Per- and polyfluoroalkyl substances (PFASs) are synthetic organofluorine chemical compounds that have multiple fluorine atoms attached to an alkyl chain. Many PFASs were used in the mid-20th century in products and on materials due to their enhanced water-resistant properties, such as within Teflon or aqueous film forming foam.
While they have been poisoning people and the planet for some 70 years, powerful corporations (such as Dupont, the original member of the military-industrial complex in America) have pressured governments to hide the dangers from the public.
Back in the 70s, when health and environmental groups first started cautioning people about PFAS toxicity in Teflon cookware, the chemical industry launched a major campaign in the mass media that labelled such concerns as the unfounded paranoia of “health nuts”.
In recent years, thanks in part to the feature film Dark Waters, starring Mark Ruffalo, the public has finally started to wake to the danger.
Far too late, of course: every living being on the planet now contains PFAS. Residues have been detected in humans and wildlife worldwide, prompting concern about impacts to health.

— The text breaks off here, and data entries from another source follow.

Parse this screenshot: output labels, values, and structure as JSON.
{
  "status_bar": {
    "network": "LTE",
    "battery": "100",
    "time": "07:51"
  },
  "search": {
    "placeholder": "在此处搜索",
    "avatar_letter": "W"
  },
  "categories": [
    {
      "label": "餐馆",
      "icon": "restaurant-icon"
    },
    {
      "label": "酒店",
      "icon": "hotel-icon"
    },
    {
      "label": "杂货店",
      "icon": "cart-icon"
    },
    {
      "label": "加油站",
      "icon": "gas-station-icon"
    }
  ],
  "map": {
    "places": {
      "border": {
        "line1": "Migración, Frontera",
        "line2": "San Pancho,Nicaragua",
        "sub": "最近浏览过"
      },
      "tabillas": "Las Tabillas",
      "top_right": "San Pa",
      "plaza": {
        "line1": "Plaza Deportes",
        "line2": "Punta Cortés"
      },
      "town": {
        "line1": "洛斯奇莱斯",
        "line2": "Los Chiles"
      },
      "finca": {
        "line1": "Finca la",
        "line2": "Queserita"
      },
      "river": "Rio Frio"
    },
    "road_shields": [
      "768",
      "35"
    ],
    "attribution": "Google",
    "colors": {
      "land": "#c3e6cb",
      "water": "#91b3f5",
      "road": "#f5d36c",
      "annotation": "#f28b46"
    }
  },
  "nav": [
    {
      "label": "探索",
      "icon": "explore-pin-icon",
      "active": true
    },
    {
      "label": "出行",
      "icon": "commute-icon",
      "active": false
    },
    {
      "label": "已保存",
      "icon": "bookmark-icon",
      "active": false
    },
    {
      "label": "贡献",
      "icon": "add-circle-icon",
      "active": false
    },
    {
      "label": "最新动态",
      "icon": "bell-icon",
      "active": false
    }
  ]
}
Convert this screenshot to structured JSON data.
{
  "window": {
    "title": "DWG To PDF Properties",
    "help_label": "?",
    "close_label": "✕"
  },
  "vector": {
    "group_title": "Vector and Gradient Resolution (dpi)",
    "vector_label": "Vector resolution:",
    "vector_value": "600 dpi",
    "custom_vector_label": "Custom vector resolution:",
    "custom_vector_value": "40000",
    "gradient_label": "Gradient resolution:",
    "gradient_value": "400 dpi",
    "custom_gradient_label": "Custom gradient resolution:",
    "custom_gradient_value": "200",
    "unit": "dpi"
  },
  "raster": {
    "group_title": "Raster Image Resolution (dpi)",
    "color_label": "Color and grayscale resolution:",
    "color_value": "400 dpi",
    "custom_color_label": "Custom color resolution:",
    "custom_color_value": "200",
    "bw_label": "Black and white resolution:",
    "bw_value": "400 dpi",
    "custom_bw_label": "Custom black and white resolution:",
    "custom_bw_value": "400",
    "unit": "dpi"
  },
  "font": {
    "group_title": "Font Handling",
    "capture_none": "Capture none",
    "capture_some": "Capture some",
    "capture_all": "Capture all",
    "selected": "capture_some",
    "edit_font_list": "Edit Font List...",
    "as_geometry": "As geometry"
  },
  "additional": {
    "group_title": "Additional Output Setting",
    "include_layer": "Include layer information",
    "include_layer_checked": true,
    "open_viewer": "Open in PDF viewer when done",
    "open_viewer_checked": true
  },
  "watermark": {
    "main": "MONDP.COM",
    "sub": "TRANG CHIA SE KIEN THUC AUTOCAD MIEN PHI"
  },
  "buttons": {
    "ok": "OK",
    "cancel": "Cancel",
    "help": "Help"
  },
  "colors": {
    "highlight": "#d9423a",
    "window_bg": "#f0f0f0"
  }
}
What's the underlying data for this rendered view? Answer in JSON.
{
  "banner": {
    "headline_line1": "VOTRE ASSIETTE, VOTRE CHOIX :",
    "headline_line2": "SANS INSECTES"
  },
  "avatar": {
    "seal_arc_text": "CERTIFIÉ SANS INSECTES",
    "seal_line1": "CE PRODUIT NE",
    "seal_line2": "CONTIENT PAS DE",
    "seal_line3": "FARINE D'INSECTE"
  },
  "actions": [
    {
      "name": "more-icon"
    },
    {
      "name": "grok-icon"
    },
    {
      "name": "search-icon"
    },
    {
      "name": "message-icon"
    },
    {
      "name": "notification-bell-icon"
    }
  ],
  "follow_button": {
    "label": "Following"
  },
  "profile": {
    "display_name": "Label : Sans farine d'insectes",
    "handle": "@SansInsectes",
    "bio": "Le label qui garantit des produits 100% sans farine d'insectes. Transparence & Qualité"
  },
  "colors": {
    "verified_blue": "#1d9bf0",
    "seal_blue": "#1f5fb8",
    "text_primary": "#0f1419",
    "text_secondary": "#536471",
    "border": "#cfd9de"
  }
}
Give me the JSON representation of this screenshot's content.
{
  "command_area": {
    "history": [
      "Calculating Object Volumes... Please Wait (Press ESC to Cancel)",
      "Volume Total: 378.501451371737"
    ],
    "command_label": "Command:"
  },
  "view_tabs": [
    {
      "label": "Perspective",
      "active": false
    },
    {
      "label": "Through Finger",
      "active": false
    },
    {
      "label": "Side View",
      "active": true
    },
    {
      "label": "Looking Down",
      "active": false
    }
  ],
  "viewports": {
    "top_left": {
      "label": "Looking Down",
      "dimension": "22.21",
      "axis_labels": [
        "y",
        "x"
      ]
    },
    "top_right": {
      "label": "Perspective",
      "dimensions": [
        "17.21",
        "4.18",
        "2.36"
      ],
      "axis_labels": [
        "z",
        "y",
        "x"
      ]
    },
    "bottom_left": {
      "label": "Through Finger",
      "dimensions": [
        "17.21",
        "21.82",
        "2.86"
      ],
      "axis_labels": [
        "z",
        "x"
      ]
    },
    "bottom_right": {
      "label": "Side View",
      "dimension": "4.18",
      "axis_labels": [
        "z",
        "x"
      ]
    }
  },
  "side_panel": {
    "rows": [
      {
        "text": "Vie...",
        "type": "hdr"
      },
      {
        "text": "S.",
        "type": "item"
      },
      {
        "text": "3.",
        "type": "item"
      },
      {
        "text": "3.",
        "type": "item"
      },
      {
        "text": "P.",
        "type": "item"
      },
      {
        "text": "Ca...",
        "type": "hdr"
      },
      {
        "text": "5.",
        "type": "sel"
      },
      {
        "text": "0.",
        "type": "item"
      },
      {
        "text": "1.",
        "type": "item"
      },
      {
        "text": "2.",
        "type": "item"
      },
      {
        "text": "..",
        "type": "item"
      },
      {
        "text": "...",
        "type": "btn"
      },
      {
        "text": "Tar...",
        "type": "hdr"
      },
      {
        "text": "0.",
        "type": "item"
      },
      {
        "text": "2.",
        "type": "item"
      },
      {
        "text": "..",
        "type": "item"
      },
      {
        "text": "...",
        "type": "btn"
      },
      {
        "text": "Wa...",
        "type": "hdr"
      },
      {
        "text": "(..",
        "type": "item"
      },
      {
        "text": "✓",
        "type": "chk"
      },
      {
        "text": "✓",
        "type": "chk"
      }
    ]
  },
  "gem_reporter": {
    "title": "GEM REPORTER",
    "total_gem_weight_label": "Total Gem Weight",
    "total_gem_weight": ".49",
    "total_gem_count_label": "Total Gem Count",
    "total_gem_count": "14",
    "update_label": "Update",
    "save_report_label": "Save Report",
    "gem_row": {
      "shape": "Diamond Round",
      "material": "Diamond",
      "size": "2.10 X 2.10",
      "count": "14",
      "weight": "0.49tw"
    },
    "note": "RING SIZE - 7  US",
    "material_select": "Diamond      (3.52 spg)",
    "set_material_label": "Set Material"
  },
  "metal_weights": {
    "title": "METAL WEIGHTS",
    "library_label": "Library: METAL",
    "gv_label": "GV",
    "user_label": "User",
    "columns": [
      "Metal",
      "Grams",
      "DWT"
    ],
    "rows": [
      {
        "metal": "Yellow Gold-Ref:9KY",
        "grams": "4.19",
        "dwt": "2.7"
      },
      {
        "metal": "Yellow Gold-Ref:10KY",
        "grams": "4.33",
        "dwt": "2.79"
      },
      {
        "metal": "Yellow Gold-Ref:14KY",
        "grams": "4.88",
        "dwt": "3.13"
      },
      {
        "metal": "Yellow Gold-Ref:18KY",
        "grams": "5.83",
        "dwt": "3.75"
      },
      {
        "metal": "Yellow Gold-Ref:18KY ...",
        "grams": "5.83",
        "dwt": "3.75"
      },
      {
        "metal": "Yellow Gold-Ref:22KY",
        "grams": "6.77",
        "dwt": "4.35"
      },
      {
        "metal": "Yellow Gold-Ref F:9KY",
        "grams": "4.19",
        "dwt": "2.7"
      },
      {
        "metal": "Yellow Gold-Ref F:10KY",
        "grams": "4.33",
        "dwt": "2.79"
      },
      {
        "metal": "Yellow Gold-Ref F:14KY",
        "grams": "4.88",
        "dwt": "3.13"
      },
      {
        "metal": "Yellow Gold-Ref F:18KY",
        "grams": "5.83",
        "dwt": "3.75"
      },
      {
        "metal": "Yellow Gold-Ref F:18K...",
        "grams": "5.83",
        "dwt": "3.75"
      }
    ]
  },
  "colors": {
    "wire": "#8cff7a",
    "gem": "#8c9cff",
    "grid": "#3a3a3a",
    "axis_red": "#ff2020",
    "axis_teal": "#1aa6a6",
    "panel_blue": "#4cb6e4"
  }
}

Only since the start of the 21st century has the environmental impact and toxicity to human and mammalian life been studied in depth. PFOS, PFOA and other PFASs are commonly described as persistent organic pollutants or “forever chemicals” because they remain in the environment for long periods of time.
According to the National Academies of Sciences, Engineering, and Medicine, PFAS exposure is linked to increased risk of dyslipidemia (abnormally high cholesterol), suboptimal antibody response, reduced infant and fetal growth, and higher rates of kidney cancer.
Health concerns related to PFASs have resulted in numerous litigations. In 2021, Maine became the first U.S. state to ban these compounds in all products by 2030, except for instances deemed “currently unavoidable”.
Now, on June 8. 2023 in Potsdam, New York, a group of Clarkson University professors, led by Kodak CAMP Distinguished Professor of Chemistry and Biomolecular Science Mario Wriedt, has been awarded $654,217 from the Department of Defense’s (DoD) Strategic Environmental Research and Development Program (SERDP) to find and design new advanced adsorbent materials to remove toxic per- and polyfluoroalkyl substances (PFAS) from groundwater.
The team includes Dean of the Graduate School Michelle Crimi, who initiated the project and led the proposal preparation, Egon Matijevic Endowed Chair of Chemistry & Biomolecular Science Silvana Andreescu, Jean S. Newell Distinguished Professor of Engineering Thomas Holsen, Adjunct Research Professor Richard Partch, all as Co-Principal Investigators.
The group also includes University of Nebraska Associate Professor Nirupam Aich and University of Central Florida Assistant Professor Anwar Sadmani.
Wriedt and Partch will be studying how to use metal-organic frameworks (MOFs) to remove PFAS more quickly and efficiently from groundwater.
Metal-organic frameworks (MOFs) are a class of highly porous materials that are structured similarly to a jungle gym, where the nodes represent metal clusters, the struts are organic ligands, and the pores of the framework are accessible for guest molecules.
Wriedt said MOFs are highly tunable and can be tailor made to handle PFAS removal, which makes them an attractive prospect for mitigating PFAS. Led by Andreescu and Aich, the group will also explore using lanthanide-based and reduced graphene oxide-supported nanoscale zero valent iron-based media, respectively.
“We are thankful for the support of Clarkson’s Center for Air and Aquatic Resources Engineering (CAARES),” Wriedt pointed out.
Led by Holsen, CAARES is currently DoD ELAP accredited for PFAS analysis and therefore playing a critical role for the project.
The project award comes at a time where the Environmental Protection Agency (EPA) is tightening its regulations on PFAS limits.
“Our materials need to meet those EPA requirements. We need to be better than those guidelines,” said Dean Crimi, an established PFAS expert.
Wriedt said the Clarkson group’s research is only one such project underway, as the Department of Defense casts a wide net in search for the best remediation strategy for PFAS. The goal, he said, is to identify the process by which both capacity and speed of removal are optimized.
Photo (courtesy of Clarkson University) shows Richard Partch, Silvana Andreescu, Mario Wriedt, Thomas Holsen, and Michelle Crimi.